THE growing “staycation” phenomenon is continuing to boost Scotland’s tourism industry, offsetting a decline in the number of international visitors.
The number of overnight domestic visitors to Scotland was up 10% in 2011, according to combined figures from the Office of National Statistics’ latest ‘overseas travel and tourism’ report and the Great Britain Tourism Survey, which charts the volume and value of overnight domestic tourism trips taken by Brits.
Domestic visitors to Scotland were also said to have spent more during their trips in 2011 – up 20% on the previous year.
The strength of the staycation market offset a 1% drop in the number of international visitors to Scotland, although the number of tourists from North America was up 15% last year on 2010. Overall, the number of overnight visitors to Scotland rose 9% in 2011, with expenditure up 14%.
The figures came as research by tourism body VisitScotland revealed day trips are worth £6.2 billion to the Scottish economy. The average spend by ‘day-trippers’ in Scotland was £46 per day visit, compared to £34 and £29 in England and Wales respectively.
Eating and drinking in cafes or restaurants accounted for 51% of the total ‘day trip’ spend in Scotland.
In terms of areas visited, Scotland’s cities and large towns received 57 million day trips, rural areas attracted 34m and the seaside or coast witnessed 14m visits.
VisitScotland chief executive Malcolm Roughead said for every £1 spent marketing Scotland more than £20 comes back into the Scottish economy.
Tourism minister Fergus Ewing said both sets of figures show “just how resilient Scottish tourism is”.

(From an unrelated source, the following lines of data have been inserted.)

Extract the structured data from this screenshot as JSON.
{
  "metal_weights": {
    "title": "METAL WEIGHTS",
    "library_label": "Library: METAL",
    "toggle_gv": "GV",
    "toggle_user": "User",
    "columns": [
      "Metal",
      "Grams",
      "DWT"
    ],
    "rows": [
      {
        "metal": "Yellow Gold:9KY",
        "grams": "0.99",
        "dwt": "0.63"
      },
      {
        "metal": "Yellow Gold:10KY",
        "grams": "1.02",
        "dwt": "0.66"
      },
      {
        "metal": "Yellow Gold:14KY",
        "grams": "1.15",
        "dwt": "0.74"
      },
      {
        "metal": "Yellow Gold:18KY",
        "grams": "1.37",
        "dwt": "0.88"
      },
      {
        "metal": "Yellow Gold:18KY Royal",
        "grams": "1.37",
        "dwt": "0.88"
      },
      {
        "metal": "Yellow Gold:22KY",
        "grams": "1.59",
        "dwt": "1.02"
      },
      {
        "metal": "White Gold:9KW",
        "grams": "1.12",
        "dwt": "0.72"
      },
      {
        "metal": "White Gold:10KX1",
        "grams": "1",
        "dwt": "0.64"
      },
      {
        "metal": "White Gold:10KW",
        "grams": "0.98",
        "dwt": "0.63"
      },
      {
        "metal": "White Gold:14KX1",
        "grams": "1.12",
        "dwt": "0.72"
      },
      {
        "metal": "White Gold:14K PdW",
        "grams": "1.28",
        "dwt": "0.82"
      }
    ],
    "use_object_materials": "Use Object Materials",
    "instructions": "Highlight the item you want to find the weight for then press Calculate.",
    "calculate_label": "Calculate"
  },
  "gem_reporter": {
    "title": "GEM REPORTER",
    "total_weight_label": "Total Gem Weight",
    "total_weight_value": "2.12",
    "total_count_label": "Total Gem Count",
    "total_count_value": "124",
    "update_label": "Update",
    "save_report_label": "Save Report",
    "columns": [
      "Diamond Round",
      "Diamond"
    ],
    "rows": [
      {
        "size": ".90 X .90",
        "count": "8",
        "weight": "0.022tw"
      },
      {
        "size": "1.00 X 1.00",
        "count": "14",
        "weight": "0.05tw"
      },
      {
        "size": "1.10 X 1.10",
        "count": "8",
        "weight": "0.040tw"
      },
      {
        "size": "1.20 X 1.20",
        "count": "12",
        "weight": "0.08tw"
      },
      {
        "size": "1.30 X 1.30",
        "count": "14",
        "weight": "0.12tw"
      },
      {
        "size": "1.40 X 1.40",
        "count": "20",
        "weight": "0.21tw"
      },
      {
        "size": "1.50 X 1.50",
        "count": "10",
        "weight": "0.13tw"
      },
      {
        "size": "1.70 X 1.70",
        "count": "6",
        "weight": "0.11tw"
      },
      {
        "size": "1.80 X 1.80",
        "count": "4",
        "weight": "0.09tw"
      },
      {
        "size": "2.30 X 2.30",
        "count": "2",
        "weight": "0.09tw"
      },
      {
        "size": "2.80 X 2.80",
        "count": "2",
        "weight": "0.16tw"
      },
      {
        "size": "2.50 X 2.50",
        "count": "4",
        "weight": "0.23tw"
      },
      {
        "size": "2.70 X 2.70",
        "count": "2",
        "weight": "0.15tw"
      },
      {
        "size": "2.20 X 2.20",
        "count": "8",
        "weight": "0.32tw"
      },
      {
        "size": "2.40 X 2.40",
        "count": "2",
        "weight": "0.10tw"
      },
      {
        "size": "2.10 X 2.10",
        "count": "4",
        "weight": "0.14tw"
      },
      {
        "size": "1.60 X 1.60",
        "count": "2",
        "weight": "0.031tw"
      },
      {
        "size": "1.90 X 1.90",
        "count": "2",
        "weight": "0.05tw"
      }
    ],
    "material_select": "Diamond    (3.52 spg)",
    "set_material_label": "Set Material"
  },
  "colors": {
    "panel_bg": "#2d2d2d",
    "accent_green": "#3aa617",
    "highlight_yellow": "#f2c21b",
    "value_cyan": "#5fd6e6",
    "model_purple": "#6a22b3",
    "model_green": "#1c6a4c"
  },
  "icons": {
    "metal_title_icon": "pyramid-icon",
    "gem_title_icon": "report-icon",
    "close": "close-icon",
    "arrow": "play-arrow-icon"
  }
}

“These figures are a reflection of the hard work being done by Scotland’s tourism industry, and of the innovative marketing campaigns VisitScotland has created, both at home and overseas,” he said.
“The staycation market is continuing to boost visitor numbers and the average spend has carried on rising.”
A debate on Scottish tourism was held on Scotland Tonight the day the figures came out, featuring contributions from Stephen Leckie, chief executive of Crieff Hydro, and Riddell Graham, director of partnerships at VisitScotland. Stressing that “tourism starts at home”, Leckie said it was vital to maximise the staycation trend and to improve connectivity across the sector, explaining that in an often “disparate” industry, communication has to be better. Graham said achieving consistency “at every price step” was the “biggest challenge”.